Material for this exercise Block Start

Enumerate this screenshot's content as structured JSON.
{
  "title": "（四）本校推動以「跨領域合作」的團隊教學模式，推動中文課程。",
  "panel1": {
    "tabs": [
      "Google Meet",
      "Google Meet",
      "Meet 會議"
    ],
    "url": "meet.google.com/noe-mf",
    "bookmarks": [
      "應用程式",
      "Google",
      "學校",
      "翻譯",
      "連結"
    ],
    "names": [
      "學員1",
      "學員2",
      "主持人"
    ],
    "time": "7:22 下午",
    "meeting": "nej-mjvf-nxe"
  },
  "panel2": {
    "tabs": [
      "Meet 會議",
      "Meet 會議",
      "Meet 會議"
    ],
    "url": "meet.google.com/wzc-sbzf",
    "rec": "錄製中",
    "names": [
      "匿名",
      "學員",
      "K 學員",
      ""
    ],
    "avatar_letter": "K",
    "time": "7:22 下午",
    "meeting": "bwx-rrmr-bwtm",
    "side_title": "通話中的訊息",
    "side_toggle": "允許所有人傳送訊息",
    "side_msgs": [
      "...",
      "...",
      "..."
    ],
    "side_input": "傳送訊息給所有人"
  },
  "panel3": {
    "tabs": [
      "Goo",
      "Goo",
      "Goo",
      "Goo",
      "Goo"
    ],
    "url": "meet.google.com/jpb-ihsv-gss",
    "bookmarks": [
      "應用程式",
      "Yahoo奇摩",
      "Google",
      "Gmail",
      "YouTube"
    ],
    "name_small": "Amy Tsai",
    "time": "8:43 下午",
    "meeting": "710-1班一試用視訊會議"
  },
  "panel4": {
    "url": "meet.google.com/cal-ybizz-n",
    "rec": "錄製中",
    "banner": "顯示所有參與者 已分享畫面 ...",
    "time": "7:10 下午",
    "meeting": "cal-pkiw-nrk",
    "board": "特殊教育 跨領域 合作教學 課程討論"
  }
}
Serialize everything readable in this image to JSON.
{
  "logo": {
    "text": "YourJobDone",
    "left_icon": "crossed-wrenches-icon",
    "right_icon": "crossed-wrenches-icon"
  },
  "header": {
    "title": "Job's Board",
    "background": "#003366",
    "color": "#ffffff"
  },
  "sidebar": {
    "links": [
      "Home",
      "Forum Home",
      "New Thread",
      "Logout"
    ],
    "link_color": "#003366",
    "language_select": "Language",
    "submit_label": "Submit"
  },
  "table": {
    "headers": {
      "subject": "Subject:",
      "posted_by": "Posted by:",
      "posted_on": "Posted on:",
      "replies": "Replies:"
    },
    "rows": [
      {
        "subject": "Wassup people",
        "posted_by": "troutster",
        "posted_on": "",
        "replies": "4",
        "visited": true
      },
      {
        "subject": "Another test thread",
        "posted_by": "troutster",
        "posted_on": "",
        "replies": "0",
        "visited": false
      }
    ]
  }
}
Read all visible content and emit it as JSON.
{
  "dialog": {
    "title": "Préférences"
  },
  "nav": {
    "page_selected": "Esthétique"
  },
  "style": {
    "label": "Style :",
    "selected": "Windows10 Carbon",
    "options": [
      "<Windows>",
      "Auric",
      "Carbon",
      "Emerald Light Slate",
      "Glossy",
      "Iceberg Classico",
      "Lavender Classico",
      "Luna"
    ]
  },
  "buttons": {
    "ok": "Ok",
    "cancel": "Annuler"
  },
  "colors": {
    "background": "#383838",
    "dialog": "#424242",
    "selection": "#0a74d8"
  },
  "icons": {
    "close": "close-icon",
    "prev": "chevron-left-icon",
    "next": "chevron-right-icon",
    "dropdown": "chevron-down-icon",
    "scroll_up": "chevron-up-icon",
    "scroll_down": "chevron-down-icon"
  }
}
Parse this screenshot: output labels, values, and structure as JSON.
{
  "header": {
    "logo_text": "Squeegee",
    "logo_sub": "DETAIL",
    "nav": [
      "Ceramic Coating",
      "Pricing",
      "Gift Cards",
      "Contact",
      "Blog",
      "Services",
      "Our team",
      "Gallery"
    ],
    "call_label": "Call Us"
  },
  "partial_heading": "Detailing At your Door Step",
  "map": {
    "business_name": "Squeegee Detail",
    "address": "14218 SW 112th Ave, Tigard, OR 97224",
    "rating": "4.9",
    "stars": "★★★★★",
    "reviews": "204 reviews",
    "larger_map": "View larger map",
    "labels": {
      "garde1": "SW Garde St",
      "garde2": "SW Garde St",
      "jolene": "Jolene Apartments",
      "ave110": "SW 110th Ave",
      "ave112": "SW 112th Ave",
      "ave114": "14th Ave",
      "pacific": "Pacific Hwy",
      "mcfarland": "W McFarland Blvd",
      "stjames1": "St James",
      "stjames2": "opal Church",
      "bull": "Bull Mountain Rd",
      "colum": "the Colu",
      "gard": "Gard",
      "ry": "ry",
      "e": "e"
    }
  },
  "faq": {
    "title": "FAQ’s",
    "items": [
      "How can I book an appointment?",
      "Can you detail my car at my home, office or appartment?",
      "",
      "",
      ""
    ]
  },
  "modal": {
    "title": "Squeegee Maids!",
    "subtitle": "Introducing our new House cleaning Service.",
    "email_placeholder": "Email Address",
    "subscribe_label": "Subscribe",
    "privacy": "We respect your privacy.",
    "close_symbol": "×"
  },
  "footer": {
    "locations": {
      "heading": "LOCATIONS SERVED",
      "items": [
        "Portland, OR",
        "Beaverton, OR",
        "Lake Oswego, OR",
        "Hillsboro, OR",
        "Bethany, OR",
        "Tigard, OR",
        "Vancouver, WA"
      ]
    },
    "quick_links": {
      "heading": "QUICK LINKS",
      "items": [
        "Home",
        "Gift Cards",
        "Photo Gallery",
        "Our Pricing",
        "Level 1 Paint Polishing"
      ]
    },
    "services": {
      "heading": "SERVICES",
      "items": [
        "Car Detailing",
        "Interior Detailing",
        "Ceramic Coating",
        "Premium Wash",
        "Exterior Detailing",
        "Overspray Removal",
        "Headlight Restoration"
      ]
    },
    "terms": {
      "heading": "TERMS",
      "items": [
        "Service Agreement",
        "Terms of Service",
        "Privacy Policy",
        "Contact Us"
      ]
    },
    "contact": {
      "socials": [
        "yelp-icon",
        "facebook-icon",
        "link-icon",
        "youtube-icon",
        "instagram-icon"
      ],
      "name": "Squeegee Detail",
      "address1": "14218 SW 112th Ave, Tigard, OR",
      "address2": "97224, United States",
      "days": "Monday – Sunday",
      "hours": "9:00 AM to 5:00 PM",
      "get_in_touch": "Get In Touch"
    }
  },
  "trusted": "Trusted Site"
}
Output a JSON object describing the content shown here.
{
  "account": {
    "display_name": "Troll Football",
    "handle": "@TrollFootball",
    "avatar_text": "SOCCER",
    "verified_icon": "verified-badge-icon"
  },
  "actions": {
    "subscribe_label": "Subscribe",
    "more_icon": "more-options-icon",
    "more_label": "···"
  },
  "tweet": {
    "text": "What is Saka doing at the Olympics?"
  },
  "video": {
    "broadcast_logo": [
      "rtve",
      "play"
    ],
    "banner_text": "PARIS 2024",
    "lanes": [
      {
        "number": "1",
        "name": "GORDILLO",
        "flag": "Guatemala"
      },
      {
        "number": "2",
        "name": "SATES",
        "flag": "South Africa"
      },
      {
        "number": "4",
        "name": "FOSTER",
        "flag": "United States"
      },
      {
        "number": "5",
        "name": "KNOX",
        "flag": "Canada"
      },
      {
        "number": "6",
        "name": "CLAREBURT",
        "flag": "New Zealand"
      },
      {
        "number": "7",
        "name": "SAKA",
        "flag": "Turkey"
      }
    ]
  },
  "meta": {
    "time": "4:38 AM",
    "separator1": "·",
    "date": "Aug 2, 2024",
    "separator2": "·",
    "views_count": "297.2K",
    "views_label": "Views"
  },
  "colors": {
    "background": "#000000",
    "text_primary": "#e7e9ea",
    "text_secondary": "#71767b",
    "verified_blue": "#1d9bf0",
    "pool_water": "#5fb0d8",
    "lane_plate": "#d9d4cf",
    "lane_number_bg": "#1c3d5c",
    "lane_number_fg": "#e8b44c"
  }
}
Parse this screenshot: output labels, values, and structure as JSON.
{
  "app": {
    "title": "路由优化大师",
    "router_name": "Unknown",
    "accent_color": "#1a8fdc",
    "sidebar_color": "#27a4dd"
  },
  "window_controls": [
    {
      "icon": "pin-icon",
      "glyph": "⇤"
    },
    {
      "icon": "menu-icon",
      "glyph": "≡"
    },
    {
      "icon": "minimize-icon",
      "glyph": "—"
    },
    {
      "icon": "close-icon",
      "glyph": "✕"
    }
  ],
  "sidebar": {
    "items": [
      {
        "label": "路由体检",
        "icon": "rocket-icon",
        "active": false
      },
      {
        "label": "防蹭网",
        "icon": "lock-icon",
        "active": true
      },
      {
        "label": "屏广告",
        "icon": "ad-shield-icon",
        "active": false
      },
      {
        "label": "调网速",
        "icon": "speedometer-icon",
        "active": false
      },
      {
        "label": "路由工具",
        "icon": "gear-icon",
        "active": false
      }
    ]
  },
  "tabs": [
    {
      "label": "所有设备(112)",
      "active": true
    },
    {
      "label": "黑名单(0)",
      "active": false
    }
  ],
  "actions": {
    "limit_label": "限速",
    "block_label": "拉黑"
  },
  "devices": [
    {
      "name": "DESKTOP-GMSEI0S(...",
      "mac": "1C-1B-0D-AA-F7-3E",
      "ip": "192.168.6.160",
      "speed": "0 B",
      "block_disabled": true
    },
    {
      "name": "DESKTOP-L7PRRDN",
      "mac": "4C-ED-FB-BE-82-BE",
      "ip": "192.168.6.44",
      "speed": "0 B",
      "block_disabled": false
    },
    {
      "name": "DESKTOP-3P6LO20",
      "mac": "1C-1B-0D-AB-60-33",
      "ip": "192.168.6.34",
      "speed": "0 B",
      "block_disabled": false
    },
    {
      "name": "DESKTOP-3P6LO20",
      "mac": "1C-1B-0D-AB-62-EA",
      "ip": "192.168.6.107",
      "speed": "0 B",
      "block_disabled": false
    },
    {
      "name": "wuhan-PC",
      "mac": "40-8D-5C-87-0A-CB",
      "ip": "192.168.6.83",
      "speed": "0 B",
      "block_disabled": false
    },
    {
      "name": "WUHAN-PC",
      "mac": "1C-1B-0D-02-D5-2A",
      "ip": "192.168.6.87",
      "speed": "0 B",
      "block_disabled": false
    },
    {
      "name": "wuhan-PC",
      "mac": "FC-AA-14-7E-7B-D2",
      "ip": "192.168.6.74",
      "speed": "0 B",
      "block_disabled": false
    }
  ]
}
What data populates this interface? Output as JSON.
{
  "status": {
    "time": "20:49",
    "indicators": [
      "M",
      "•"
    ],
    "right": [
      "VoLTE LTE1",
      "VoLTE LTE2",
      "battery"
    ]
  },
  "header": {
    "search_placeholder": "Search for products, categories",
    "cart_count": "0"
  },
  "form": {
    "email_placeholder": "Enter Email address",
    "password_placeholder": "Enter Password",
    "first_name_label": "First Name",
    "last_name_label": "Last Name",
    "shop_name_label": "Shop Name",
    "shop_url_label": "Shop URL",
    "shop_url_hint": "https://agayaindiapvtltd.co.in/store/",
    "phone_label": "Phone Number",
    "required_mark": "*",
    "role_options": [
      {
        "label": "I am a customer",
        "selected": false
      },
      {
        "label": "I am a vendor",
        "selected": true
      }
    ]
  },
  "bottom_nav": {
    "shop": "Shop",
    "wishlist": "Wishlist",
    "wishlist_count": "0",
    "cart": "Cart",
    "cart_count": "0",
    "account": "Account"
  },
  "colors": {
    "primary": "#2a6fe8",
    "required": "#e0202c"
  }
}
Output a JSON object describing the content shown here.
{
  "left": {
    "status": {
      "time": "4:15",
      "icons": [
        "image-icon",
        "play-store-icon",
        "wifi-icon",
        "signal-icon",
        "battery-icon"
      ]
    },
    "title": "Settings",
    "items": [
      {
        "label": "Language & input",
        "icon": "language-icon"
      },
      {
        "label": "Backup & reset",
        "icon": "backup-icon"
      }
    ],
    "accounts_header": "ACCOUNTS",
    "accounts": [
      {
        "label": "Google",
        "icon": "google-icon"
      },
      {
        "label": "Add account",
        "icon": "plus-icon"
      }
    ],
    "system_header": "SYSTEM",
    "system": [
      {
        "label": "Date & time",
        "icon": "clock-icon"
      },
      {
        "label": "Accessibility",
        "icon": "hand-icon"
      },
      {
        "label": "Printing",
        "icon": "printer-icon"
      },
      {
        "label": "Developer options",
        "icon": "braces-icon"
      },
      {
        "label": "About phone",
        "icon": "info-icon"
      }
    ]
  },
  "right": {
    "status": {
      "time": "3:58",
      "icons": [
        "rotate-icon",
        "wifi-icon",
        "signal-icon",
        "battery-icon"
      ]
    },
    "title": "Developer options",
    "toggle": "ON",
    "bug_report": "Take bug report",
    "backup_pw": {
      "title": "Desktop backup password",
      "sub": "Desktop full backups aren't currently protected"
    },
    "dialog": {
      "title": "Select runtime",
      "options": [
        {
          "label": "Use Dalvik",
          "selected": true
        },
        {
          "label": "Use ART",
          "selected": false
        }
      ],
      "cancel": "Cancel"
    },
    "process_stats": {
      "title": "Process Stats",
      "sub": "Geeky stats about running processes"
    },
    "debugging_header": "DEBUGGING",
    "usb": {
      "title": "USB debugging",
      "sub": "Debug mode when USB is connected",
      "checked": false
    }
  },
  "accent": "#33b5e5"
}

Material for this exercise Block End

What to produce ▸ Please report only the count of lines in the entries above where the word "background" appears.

Response ▸ 3